Archos has been plugging away at tablets longer than almost all of its rivals. The Arnova 10 sits towards the bottom of the company's sizeable range, priced at a lowly £150 or thereabouts. It's not designed to compete with high-end models like the iPad 2, but rather to provide a better experience than the flood of cheap devices now appearing on the market from unheard of Chinese brands.
The Arnova 10 is based around a large, wide-screen, 10.1-inch display. The tablet is far wider than it is tall -- much more so than most other tablets on the market. As a result, it feels rather top-heavy when you're holding it in portrait orientation.
The screen dominates the front of the device, but there's also a small camera peeping out of the bezel. The tablet is fairly slim at 13.5mm, and it's constructed entirely from plastic, with a mock brushed-aluminium section surrounding the screen. Although nowhere near as sturdy as high-end tablets like the iPad 2, the build quality isn't bad.
The only physical controls are mounted on the left-hand edge. They include a volume rocker button and a power button that doubles as a lock switch. Beneath these, there's a full-sized USB port for connecting memory keys or hard drives to the tablet, plus a micro-USB port that's used for syncing it with a PC. You can't charge the tablet over USB, however. Instead, you have to use the charging port that's found beneath the micro-USB port.

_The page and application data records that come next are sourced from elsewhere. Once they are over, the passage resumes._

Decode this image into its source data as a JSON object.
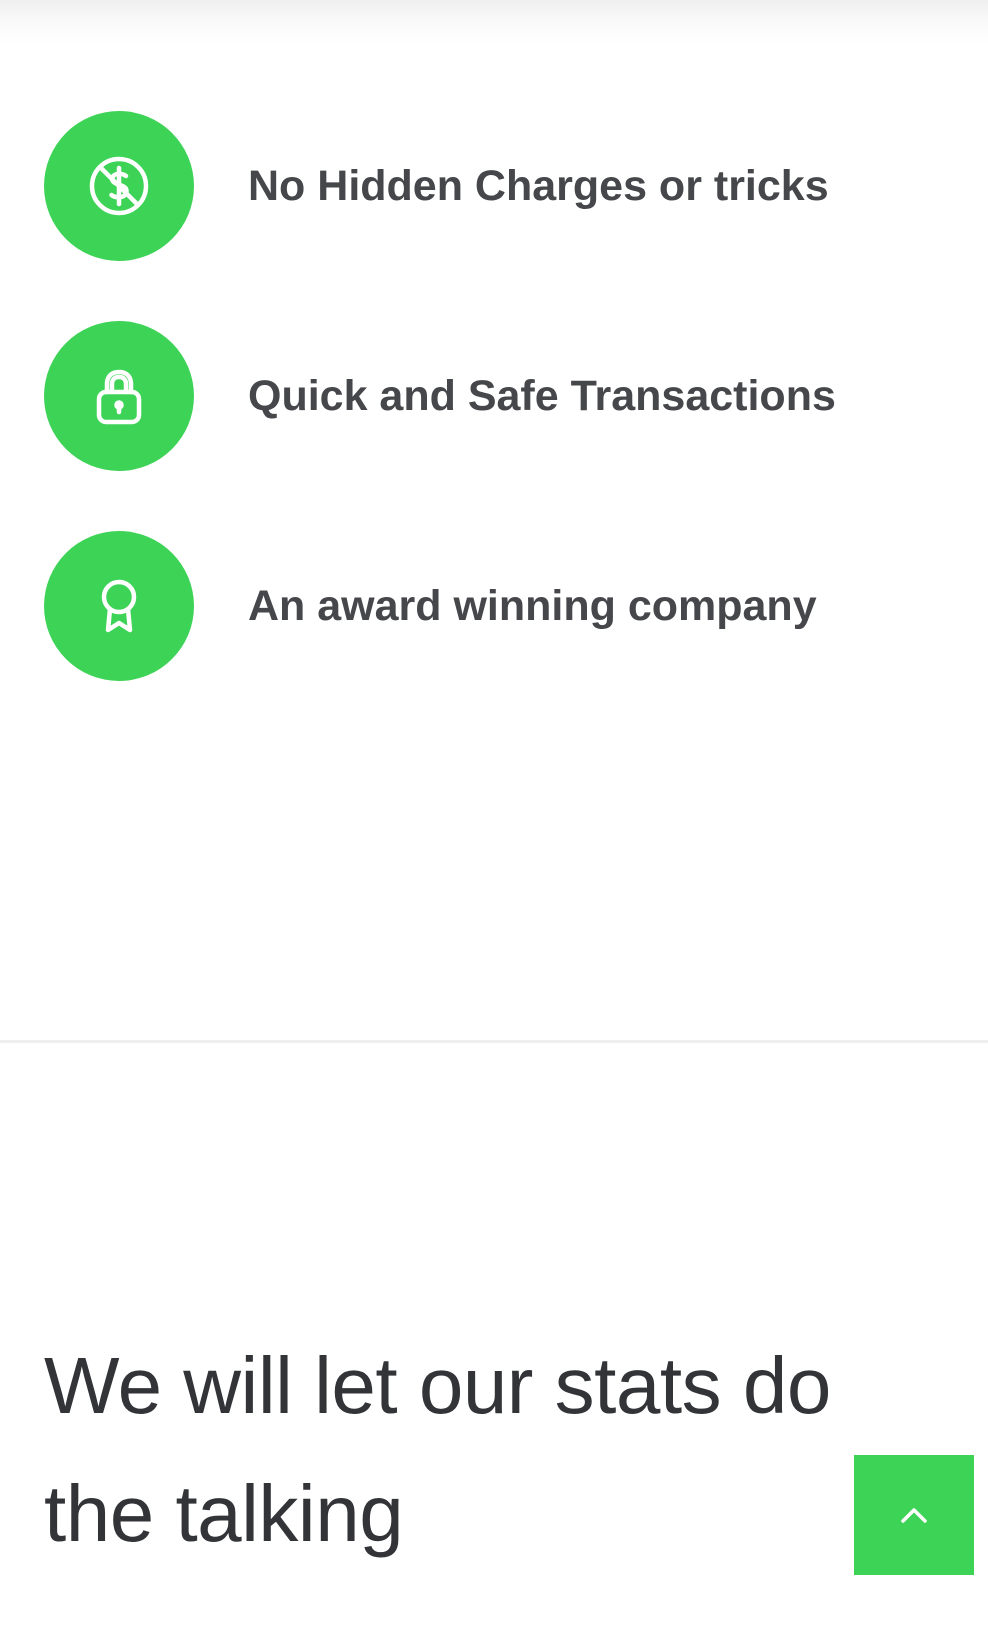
{
  "features": [
    {
      "icon": "no-dollar-icon",
      "label": "No Hidden Charges or tricks"
    },
    {
      "icon": "lock-icon",
      "label": "Quick and Safe Transactions"
    },
    {
      "icon": "award-ribbon-icon",
      "label": "An award winning company"
    }
  ],
  "stats": {
    "heading": "We will let our stats do the talking"
  },
  "back_to_top": {
    "icon": "chevron-up-icon"
  },
  "colors": {
    "accent": "#3dd356",
    "text": "#45474b",
    "heading": "#333438",
    "divider": "#eeeeee"
  }
}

The left side of the device is also home to the microSD card slot, which you can use to boost the device's internal storage. Our review model had 4GB of storage space, but there's also an 8GB version available for about £50 extra.
Stale Eclair software
The tablet runs, which is far from the latest version of Google's mobile operating system. It's rather baffling that Archos has used this version, as 2.1 Eclair is generally considered to be slower than 2.2 Froyo, and the Arnova 10 isn't a high-powered device to begin with.
Because the device doesn't have any physical buttons for controlling Android, Archos has instead put its own skin over the top of the software to provide virtual home, back and menu buttons. These have been placed at the top of the screen, though, so they're awkward to use when you're holding the tablet in landscape mode.